An example is the algorithm of Anatolii Karatsuba from 1961 for finding products of n -digit numbers (with n = 2 s ) by operating on their digits in the nested pattern of page 608 (see also page 1093 ) according to
First[f[IntegerDigits[x, 2, n], IntegerDigits[y, 2, n], n/2]]
f[x_, y_, n_] := If[n < 1, x y, g[Partition[x, n], Partition[y, n], n]]
g[{x1_, x0_}, {y1_, y0_}, n_] := With[{z1 = f[x1, y1, n/2], z0 = f[x0, y0, n/2]}, z1 2 2n + (f[x0 + x1, y0 + y1, n/2] - z1 - z0)2 n + z0]
Other examples include the fast Fourier transform (page 1074 ) and related algorithms for ListConvolve , the quicksort algorithm for Sort , and many algorithms in fields such as computational geometry.

Implementation of general cellular automata
With k colors and r neighbors on each side, a single step in the evolution of a general cellular automaton is given by
CAStep[CARule[rule_List, k_, r_], a_List] := rule 〚 -1 - ListConvolve[k^Range[0, 2r], a, r + 1] 〛
where rule is obtained from a rule number num by IntegerDigits[num, k, k 2r + 1 ] .

Numbering scheme [for Turing machines]
One can number Turing machines and get their rules using
Flatten[MapIndexed[{1, -1} #2 + {0, k} {1, 1, 2} Mod[Quotient[#1, {2k, 2, 1}], {s, k, 2}] + {1, 0, -1} &, Partition[IntegerDigits[n, 2 s k, s k], k], {2}]]
The examples on page 79 have numbers 3024, 982, 925, 1971, 2506 and 1953.

Specially constructed transcendental numbers
Numbers known to be transcendental include ones whose digit sequences contain 1's only at positions n! … Concatenation sequences, as well as generalizations formed by concatenating values of polynomials at successive integer points, are also known to yield numbers that are transcendental.

Repetition in numbers
A common source of repetition in systems involving numbers is the almost trivial fact that in a sequence of successive integers there is a repetitive pattern of cases at which a particular divisor occurs.

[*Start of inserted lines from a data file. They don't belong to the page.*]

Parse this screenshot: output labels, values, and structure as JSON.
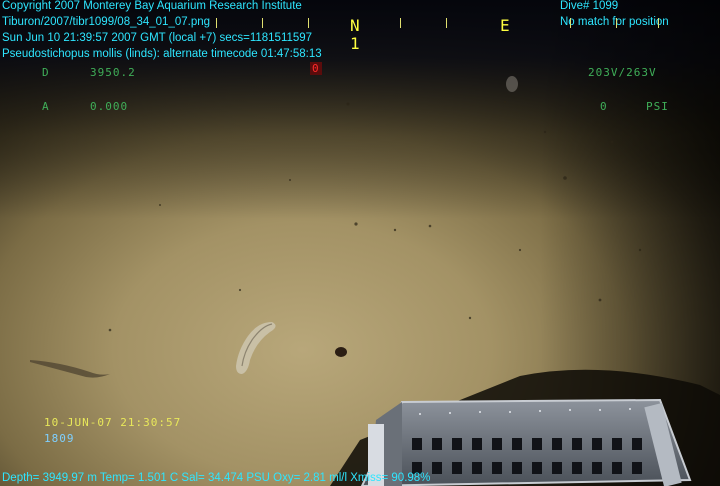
{
  "header": {
    "copyright": "Copyright 2007 Monterey Bay Aquarium Research Institute",
    "filename": "Tiburon/2007/tibr1099/08_34_01_07.png",
    "datetime": "Sun Jun 10 21:39:57 2007 GMT (local +7)  secs=1181511597",
    "annotation": "Pseudostichopus mollis (linds): alternate timecode 01:47:58:13",
    "dive": "Dive# 1099",
    "position": "No match for position"
  },
  "compass": {
    "north": "N",
    "east": "E",
    "heading_digit": "1"
  },
  "camera_overlay": {
    "depth_label": "D",
    "depth_value": "3950.2",
    "altitude_label": "A",
    "altitude_value": "0.000",
    "voltage": "203V/263V",
    "pressure_label": "0",
    "pressure_unit": "PSI",
    "rec_indicator": "0",
    "timestamp": "10-JUN-07 21:30:57",
    "frame_id": "1809"
  },
  "footer": {
    "sensor_line": "Depth= 3949.97 m  Temp= 1.501 C  Sal= 34.474 PSU  Oxy= 2.81 ml/l  Xmiss= 90.98%"
  },
  "colors": {
    "overlay_text": "#2ee6ff",
    "camera_text": "#3fae58",
    "compass": "#ffff40",
    "seafloor": "#a89868"
  }
}
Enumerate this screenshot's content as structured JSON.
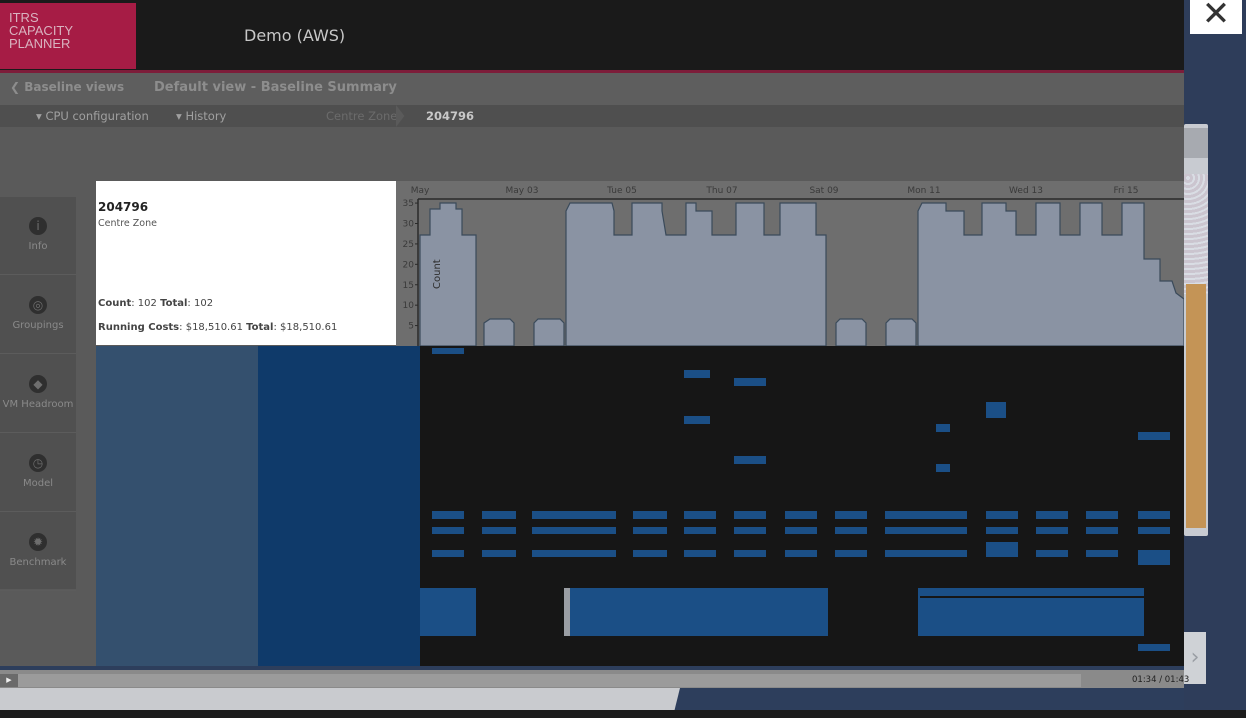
{
  "header": {
    "logo_lines": [
      "ITRS",
      "CAPACITY",
      "PLANNER"
    ],
    "environment": "Demo (AWS)"
  },
  "nav": {
    "back_label": "Baseline views",
    "view_title": "Default view - Baseline Summary"
  },
  "filters": {
    "cpu_config": "CPU configuration",
    "history": "History",
    "breadcrumb_zone": "Centre Zone",
    "breadcrumb_id": "204796"
  },
  "tools": [
    {
      "label": "Info",
      "icon": "info-icon",
      "glyph": "i"
    },
    {
      "label": "Groupings",
      "icon": "target-icon",
      "glyph": "◎"
    },
    {
      "label": "VM Headroom",
      "icon": "layers-icon",
      "glyph": "◆"
    },
    {
      "label": "Model",
      "icon": "clock-icon",
      "glyph": "◷"
    },
    {
      "label": "Benchmark",
      "icon": "gear-icon",
      "glyph": "✹"
    }
  ],
  "card": {
    "id": "204796",
    "zone": "Centre Zone",
    "count_label": "Count",
    "count_value": "102",
    "count_total_label": "Total",
    "count_total": "102",
    "cost_label": "Running Costs",
    "cost_value": "$18,510.61",
    "cost_total_label": "Total",
    "cost_total": "$18,510.61"
  },
  "chart_data": {
    "type": "area",
    "x_ticks": [
      "May",
      "May 03",
      "Tue 05",
      "Thu 07",
      "Sat 09",
      "Mon 11",
      "Wed 13",
      "Fri 15"
    ],
    "ylabel": "Count",
    "y_ticks": [
      5,
      10,
      15,
      20,
      25,
      30,
      35
    ],
    "ylim": [
      0,
      36
    ]
  },
  "player": {
    "play_glyph": "▶",
    "time": "01:34 / 01:43",
    "progress": 0.913
  },
  "close_glyph": "✕",
  "next_glyph": "›"
}
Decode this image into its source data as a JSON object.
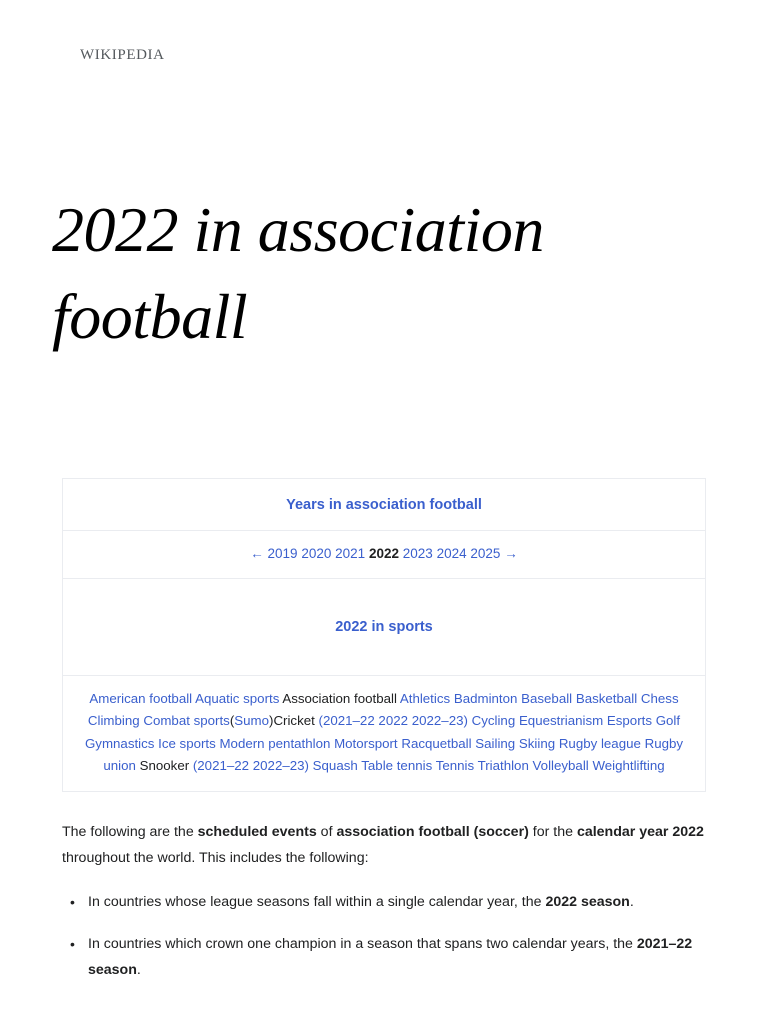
{
  "site": {
    "wordmark": "Wikipedia"
  },
  "article": {
    "title": "2022 in association football"
  },
  "navbox": {
    "title": "Years in association football",
    "subtitle": "2022 in sports",
    "year_nav": {
      "prev_arrow": "←",
      "next_arrow": "→",
      "years": [
        "2019",
        "2020",
        "2021",
        "2022",
        "2023",
        "2024",
        "2025"
      ],
      "current": "2022"
    },
    "sports": [
      {
        "label": "American football",
        "link": true
      },
      {
        "label": "Aquatic sports",
        "link": true
      },
      {
        "label": "Association football",
        "link": false
      },
      {
        "label": "Athletics",
        "link": true
      },
      {
        "label": "Badminton",
        "link": true
      },
      {
        "label": "Baseball",
        "link": true
      },
      {
        "label": "Basketball",
        "link": true
      },
      {
        "label": "Chess",
        "link": true
      },
      {
        "label": "Climbing",
        "link": true
      },
      {
        "label": "Combat sports",
        "link": true
      },
      {
        "label": "(",
        "link": false,
        "nospace": true
      },
      {
        "label": "Sumo",
        "link": true
      },
      {
        "label": ")",
        "link": false,
        "nospace": true
      },
      {
        "label": "Cricket",
        "link": false
      },
      {
        "label": "(2021–22",
        "link": true
      },
      {
        "label": "2022",
        "link": true
      },
      {
        "label": "2022–23)",
        "link": true
      },
      {
        "label": "Cycling",
        "link": true
      },
      {
        "label": "Equestrianism",
        "link": true
      },
      {
        "label": "Esports",
        "link": true
      },
      {
        "label": "Golf",
        "link": true
      },
      {
        "label": "Gymnastics",
        "link": true
      },
      {
        "label": "Ice sports",
        "link": true
      },
      {
        "label": "Modern pentathlon",
        "link": true
      },
      {
        "label": "Motorsport",
        "link": true
      },
      {
        "label": "Racquetball",
        "link": true
      },
      {
        "label": "Sailing",
        "link": true
      },
      {
        "label": "Skiing",
        "link": true
      },
      {
        "label": "Rugby league",
        "link": true
      },
      {
        "label": "Rugby union",
        "link": true
      },
      {
        "label": "Snooker",
        "link": false
      },
      {
        "label": "(2021–22",
        "link": true
      },
      {
        "label": "2022–23)",
        "link": true
      },
      {
        "label": "Squash",
        "link": true
      },
      {
        "label": "Table tennis",
        "link": true
      },
      {
        "label": "Tennis",
        "link": true
      },
      {
        "label": "Triathlon",
        "link": true
      },
      {
        "label": "Volleyball",
        "link": true
      },
      {
        "label": "Weightlifting",
        "link": true
      }
    ]
  },
  "content": {
    "paragraph": [
      {
        "text": "The following are the ",
        "bold": false
      },
      {
        "text": "scheduled events",
        "bold": true
      },
      {
        "text": " of ",
        "bold": false
      },
      {
        "text": "association football (soccer)",
        "bold": true
      },
      {
        "text": " for the ",
        "bold": false
      },
      {
        "text": "calendar year 2022",
        "bold": true
      },
      {
        "text": " throughout the world. This includes the following:",
        "bold": false
      }
    ],
    "bullets": [
      [
        {
          "text": "In countries whose league seasons fall within a single calendar year, the ",
          "bold": false
        },
        {
          "text": "2022 season",
          "bold": true
        },
        {
          "text": ".",
          "bold": false
        }
      ],
      [
        {
          "text": "In countries which crown one champion in a season that spans two calendar years, the ",
          "bold": false
        },
        {
          "text": "2021–22 season",
          "bold": true
        },
        {
          "text": ".",
          "bold": false
        }
      ]
    ]
  },
  "colors": {
    "link": "#3a5fcd",
    "text": "#202122",
    "border": "#eaecf0",
    "wordmark": "#54595d"
  }
}
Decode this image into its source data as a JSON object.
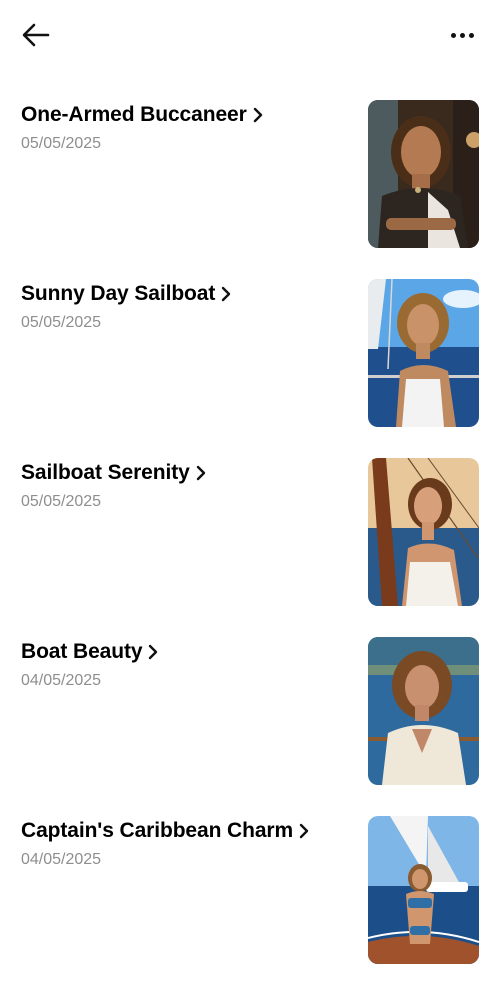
{
  "header": {
    "back_icon": "arrow-left-icon",
    "more_icon": "more-horizontal-icon"
  },
  "items": [
    {
      "title": "One-Armed Buccaneer",
      "date": "05/05/2025",
      "thumb": "pirate-woman-portrait"
    },
    {
      "title": "Sunny Day Sailboat",
      "date": "05/05/2025",
      "thumb": "woman-on-sailboat-white-top"
    },
    {
      "title": "Sailboat Serenity",
      "date": "05/05/2025",
      "thumb": "woman-at-mast-sunset"
    },
    {
      "title": "Boat Beauty",
      "date": "04/05/2025",
      "thumb": "woman-white-dress-on-boat"
    },
    {
      "title": "Captain's Caribbean Charm",
      "date": "04/05/2025",
      "thumb": "woman-bikini-sailboat"
    }
  ]
}
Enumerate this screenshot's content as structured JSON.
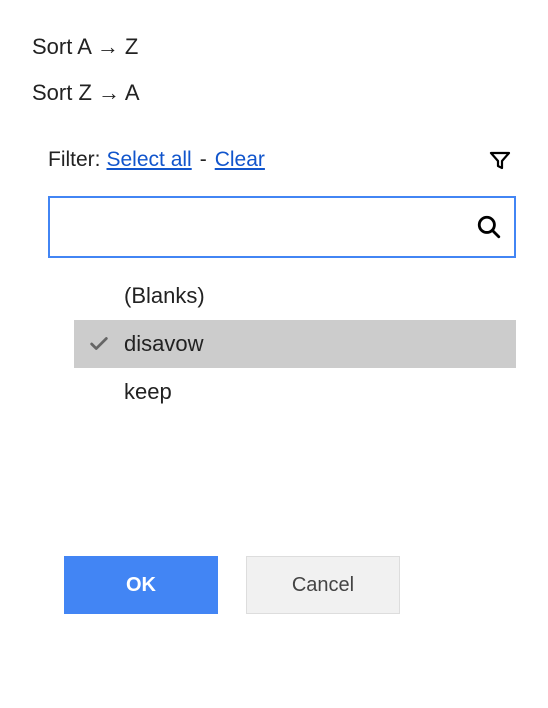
{
  "sort": {
    "az_label": "Sort A → Z",
    "za_label": "Sort Z → A"
  },
  "filter": {
    "label": "Filter:",
    "select_all_label": "Select all",
    "separator": "-",
    "clear_label": "Clear",
    "search_placeholder": ""
  },
  "options": [
    {
      "label": "(Blanks)",
      "selected": false
    },
    {
      "label": "disavow",
      "selected": true
    },
    {
      "label": "keep",
      "selected": false
    }
  ],
  "buttons": {
    "ok_label": "OK",
    "cancel_label": "Cancel"
  }
}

Other examples include the repetitive structure of digits in rational numbers (see page 138 ) and continued fraction terms in square roots (see page 144 ).

In each case, the digit sequence of the number obtained at each step is shown in base 2. Multiplication by 2 turns out to correspond just to shifting all digits in base 2 one position to the left, so that the overall pattern produced in this case is very simple. … Note that in these pictures the complete numbers obtained at each step correspond respectively to the successive integer powers of 2 and of 3.

Particularly dramatic are the concatenation systems discussed on page 913 , as well as successive rows in nested patterns such as Flatten[IntegerDigits[NestList[BitXor[#, 2 #] &, 1, 500], 2]] and sequences based on numbers such as Flatten[Table[If[GCD[i, j] 0, 1, 0], {i, 1000}, {j, i}]] (see page 613 ).